The war lords of Japan and the Japanese armed forces have surrendered. They have surrendered unconditionally. Three months after victory in Europe victory has come in the East.

The cruel war of aggression which Japan started eight years ago to spread the forces of evil over the Pacific has resulted in her total defeat.

This is the end of the grandiose schemes of the dictators to enslave the peoples of the world, destroy their civilization, and institute a new era of darkness and degradation. This day is a new beginning in the history of freedom on this earth.

Our global victory has come from the courage and stamina and spirit of free men and women united in determination to fight.

It has come from the massive strength of arms and materials created by peace-loving peoples who knew that unless they won decency in the world would end.

It has come from millions of peaceful citizens all over the world-turned soldiers almost overnight–who showed a ruthless enemy that they were not afraid to fight and to die, and that they knew how to win.

It has come with the help of God, Who was with us in the early days of adversity and disaster, and Who has now brought us to this glorious day of triumph.

Let us give thanks to Him, and remember that we have now dedicated ourselves to follow in His ways to a lasting and just peace and to a better world.

Now, THEREFORE, I, HARRY S. TRUMAN, President of the United States of America, do hereby appoint Sunday, August 19, 1945, to be a day of prayer.

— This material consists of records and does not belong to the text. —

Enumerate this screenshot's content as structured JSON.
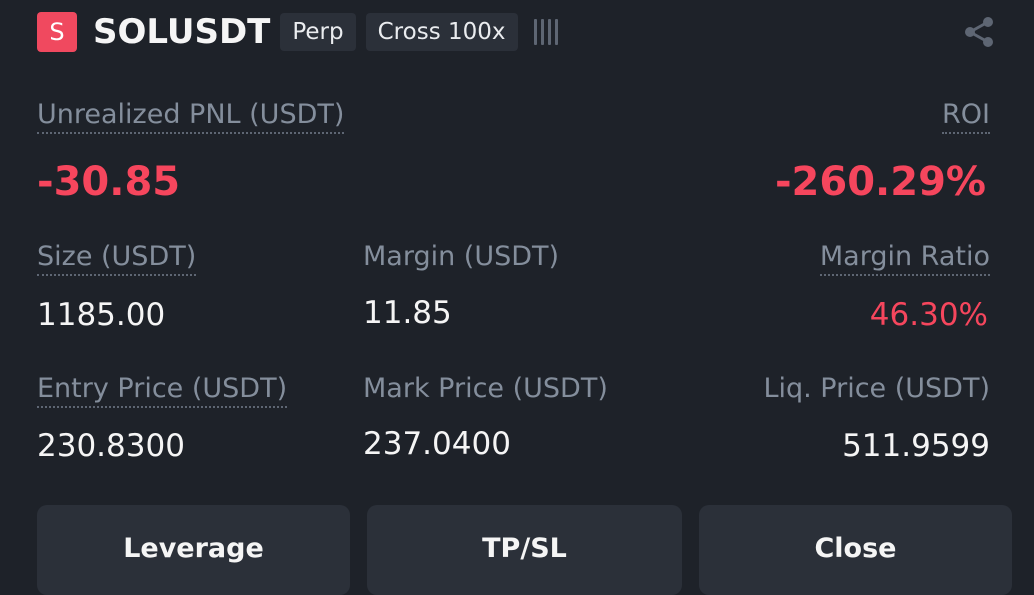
{
  "header": {
    "side_badge": "S",
    "symbol": "SOLUSDT",
    "tag_type": "Perp",
    "tag_margin": "Cross 100x"
  },
  "pnl": {
    "label": "Unrealized PNL (USDT)",
    "value": "-30.85"
  },
  "roi": {
    "label": "ROI",
    "value": "-260.29%"
  },
  "size": {
    "label": "Size (USDT)",
    "value": "1185.00"
  },
  "margin": {
    "label": "Margin (USDT)",
    "value": "11.85"
  },
  "margin_ratio": {
    "label": "Margin Ratio",
    "value": "46.30%"
  },
  "entry_price": {
    "label": "Entry Price (USDT)",
    "value": "230.8300"
  },
  "mark_price": {
    "label": "Mark Price (USDT)",
    "value": "237.0400"
  },
  "liq_price": {
    "label": "Liq. Price (USDT)",
    "value": "511.9599"
  },
  "buttons": {
    "leverage": "Leverage",
    "tpsl": "TP/SL",
    "close": "Close"
  },
  "icons": {
    "share": "share-icon",
    "bars": "bars-icon"
  },
  "colors": {
    "background": "#1e2229",
    "negative": "#f6465d",
    "badge": "#f0495f",
    "label": "#848e9c",
    "button": "#2b3039"
  }
}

I call upon the people of the United States, of all faiths, to unite in offering their thanks to God for the victory we have won, and in praying that He will support and guide us into the paths of peace.

I also call upon my countrymen to dedicate this day of prayer to the memory of those who have given their lives to make possible our victory.

IN WITNESS WHEREOF, I have hereunto set my hand and caused the seal of the United States of America to be affixed.

DONE at the City of Washington this sixteenth day of August, in

the year of our Lord nineteen hundred and forty-five, and

[SEAL] of the Independence of the United States of America the one

hundred and seventieth.


By the President:


Secretary of State